• Anger: WTF? When our dinner guests leave, I am furious. Mr. Groper’s wife had been in the other room when he groped me in my own home! What was I supposed to do? I couldn’t think straight. I couldn’t pinch or hit him, because I was paralyzed with disbelief. And I was livid that he’d now given me information about him I didn’t know what to do with. Do I tell his wife? They had two young sons. Did I really want to possibly precipitate a breakup?

• Bargaining: My then-husband offers to call Mr. Groper and confront him. I plead with him not to. I appreciate the sentiment, but it was too chattel-style for me. I’m not a thing; I am an adult. This was before my training with IMPACT Personal Safety, and I was flummoxed as to what I could have done in the moment. I promise myself that I’ll never put myself in that kind of position again. I didn’t bargain with a higher power but with myself. What had I done to deserve his unwanted attention? Nothing. He planned and made moves he knew I wouldn’t be prepared for. In Cuomo’s case, who expects the governor of a major state to grope you?

• Depression: At the dinner party, I’d been looking forward to a good home-cooked meal with two other couples I wanted to know better. The two men of the couples were three sheets to the wind; the two women were already my good friends. I had to mourn the loss of closeness with them, because I couldn’t decide whether to tell them or not. I went into a slump. I’m guessing the women around Cuomo also had to deal with depression. Damned if they tell, damned if they don’t.

• Acceptance: I finally made peace with what happened. I ended up not saying anything until I was asked to contribute to an anthology about sexual harassment a few years later. The other contributors described different scenarios, yet we had all gone through the same stages of grief, almost always with someone we knew and expected better from. Ha! No one signs up for unwanted attention. A young woman in a gubernatorial campaign did not dream of having a position where she would have to fend off grabby hands.

So many things burn me up about workplace incidents like these. My dining room was not a workplace, but everyone at dinner was in the entertainment industry. Mr. Groper was a producer who could have hired me.

What really perplexes me is that paying out settlements and settling lawsuits with these jerks makes harassers cost-ineffective, yet it keeps happening. They impact the bottom line in corporations, institutions of higher learning, government and more. Of course, there is no logic here: These guys are not driven by reason but by entitlement. Hopefully, women loudly saying “back up, you will be burned!” will soon be more common.
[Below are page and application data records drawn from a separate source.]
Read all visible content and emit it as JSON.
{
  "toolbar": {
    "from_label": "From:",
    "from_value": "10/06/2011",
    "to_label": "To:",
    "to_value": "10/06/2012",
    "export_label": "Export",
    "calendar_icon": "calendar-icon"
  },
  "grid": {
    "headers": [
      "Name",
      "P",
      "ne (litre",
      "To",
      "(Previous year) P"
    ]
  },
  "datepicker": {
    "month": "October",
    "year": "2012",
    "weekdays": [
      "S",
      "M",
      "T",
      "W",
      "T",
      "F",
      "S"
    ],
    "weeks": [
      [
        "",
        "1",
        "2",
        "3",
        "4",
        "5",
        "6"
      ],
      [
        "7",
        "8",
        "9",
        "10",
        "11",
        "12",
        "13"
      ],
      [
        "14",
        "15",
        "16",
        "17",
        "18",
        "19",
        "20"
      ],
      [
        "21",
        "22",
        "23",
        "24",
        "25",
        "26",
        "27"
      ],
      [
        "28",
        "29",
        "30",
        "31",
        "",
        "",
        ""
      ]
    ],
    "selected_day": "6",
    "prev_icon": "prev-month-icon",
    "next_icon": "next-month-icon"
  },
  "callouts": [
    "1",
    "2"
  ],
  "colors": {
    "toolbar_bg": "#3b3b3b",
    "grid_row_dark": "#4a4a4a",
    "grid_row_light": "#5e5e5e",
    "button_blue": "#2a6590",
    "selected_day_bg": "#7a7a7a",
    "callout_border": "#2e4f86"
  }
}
Ellen Snortland has written commentary for decades. She also teaches creative writing and can be reached at: